Walmart has announced a strategic tie-up with ecommerce player JD.com in China aimed at combining the online and physical strengths of both operators.
As part of the deal Walmart will sell its Yihaodian ecommerce business, less than a year after acquiring full ownership of it. Finding more ways to reach Chinese consumers is integral to the deal and JD.com’s delivery network will play a large part in this.
The key points of the deal:
- JD.com will take ownership of the Yihaodian marketplace platform, including the Yihaodian brand, website and app.
- In return, JD.com will issue shares amounting to about 5% of its total stock to Walmart.

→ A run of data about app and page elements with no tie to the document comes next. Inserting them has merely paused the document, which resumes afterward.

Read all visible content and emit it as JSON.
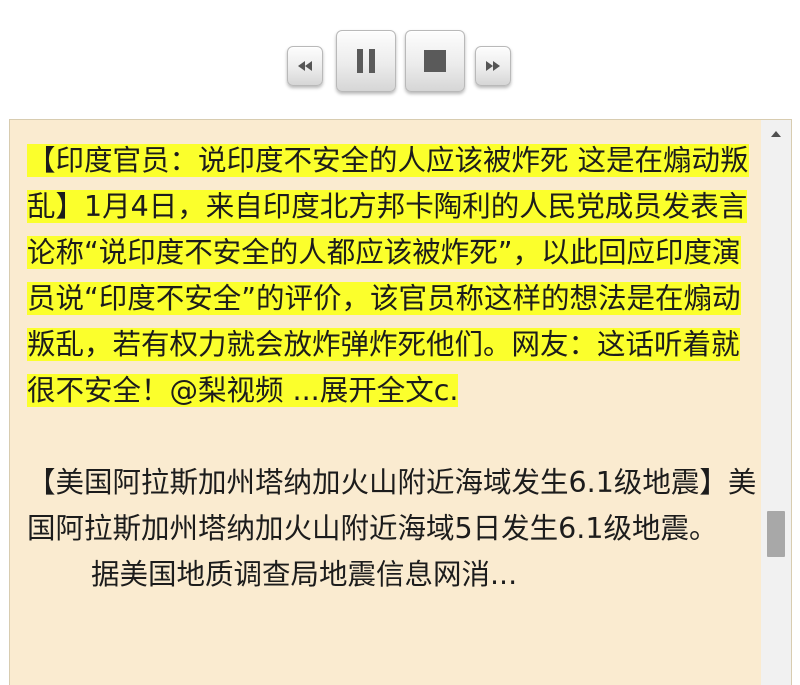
{
  "controls": {
    "rewind_icon": "rewind-icon",
    "pause_icon": "pause-icon",
    "stop_icon": "stop-icon",
    "forward_icon": "fast-forward-icon"
  },
  "article": {
    "highlighted_item": "【印度官员：说印度不安全的人应该被炸死 这是在煽动叛乱】1月4日，来自印度北方邦卡陶利的人民党成员发表言论称“说印度不安全的人都应该被炸死”，以此回应印度演员说“印度不安全”的评价，该官员称这样的想法是在煽动叛乱，若有权力就会放炸弹炸死他们。网友：这话听着就很不安全！@梨视频 ...展开全文c.",
    "second_item": "【美国阿拉斯加州塔纳加火山附近海域发生6.1级地震】美国阿拉斯加州塔纳加火山附近海域5日发生6.1级地震。",
    "second_item_sub": "据美国地质调查局地震信息网消..."
  },
  "scrollbar": {
    "position_fraction": 0.72
  },
  "colors": {
    "panel_background": "#faebd0",
    "highlight": "#fbff2c",
    "text": "#1c1c1c"
  }
}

- Walmart will continue to operate the Yihaodian direct sales business and will be a seller on the Yihaodian marketplace.
- Sam’s Club China will open a flagship store on JD.com. It will offer same-day and next-day delivery through JD.com’s nationwide warehousing and delivery network, which covers a population of 600 million consumers.
- Walmart and JD.com will work together to leverage their supply chains to increase product selection for customers across China, including broadening the range of imported products.
- Walmart China stores will be listed as a preferred retailer on JD.com’s O2O JV Dada, China’s largest crowdsourced delivery platform, driving online traffic to Walmart stores and allowing customers to order fresh food and other items from Walmart stores for two-hour home delivery, while significantly broadening the product selection available to Dada customers.
The partnership brings together the world’s largest retailer and China’s largest ecommerce player by revenue (although behind Alibaba in terms of total gross merchandise volume). Walmart has made ecommerce a key component of its future strategy, not just in China, but globally as well. The sale of Yihaodian, therefore, which was supposed to be a lynchpin in the retailer’s attempt to marry up its stores and online, comes as something of a surprise.
All about scale
However, Walmart clearly recognises that scale will be crucial to win in China in the future (both online and with physical stores). With Yihaodian generating around 10% of the $30bn posted by JD.com, the long-term betting seems to be on putting itself in pole position to tap into and exploit JD.com’s significantly larger reach – especially beyond the east of China where Yihaodian is less well known. And competition for Yihaodian was only liable to increase – even JD.com has made efforts to boost its grocery offer recently, including investing in local player FruitDay.
Walmart will be hoping to boost Chinese sales, not only at its regular big-box stores, but also at its Sam’s Club division.
“The deal will give Walmart advantageous positioning to JD.com’s 600 million customers, as well as driving traffic to its physical stores”
The deal will give Walmart advantageous positioning to JD.com’s 600 million customers, as well as driving traffic to its physical stores. As competition has intensified and consumer confidence has waned, Walmart has struggled to generate positive comps at its Chinese stores in recent quarters.
Indeed, while Q1 2016 was a relatively good quarter with positive comps of +1.4%, traffic was down by 3.8% during the period. Put simply, Walmart needed to generate more reasons for shoppers to actually visit its stores – and this deal might just do that.
For JD.com, the tie-up will allow it to further chip away at Alibaba’s lead, strengthen its online e-grocery credentials and add further pick-up points, while also allowing it to bolster Walmart and Sam’s Club positioning on its platforms. In particular, it will be looking to benefit from greater access to imported items, particularly those which it can position as high-quality and aspirational.
Indeed, here is an opportunity for both partners to strengthen the Sam’s Club brand, which is already well-regarded, even further.
- Boris Planer is chief economist for Planet Retail in Frankfurt.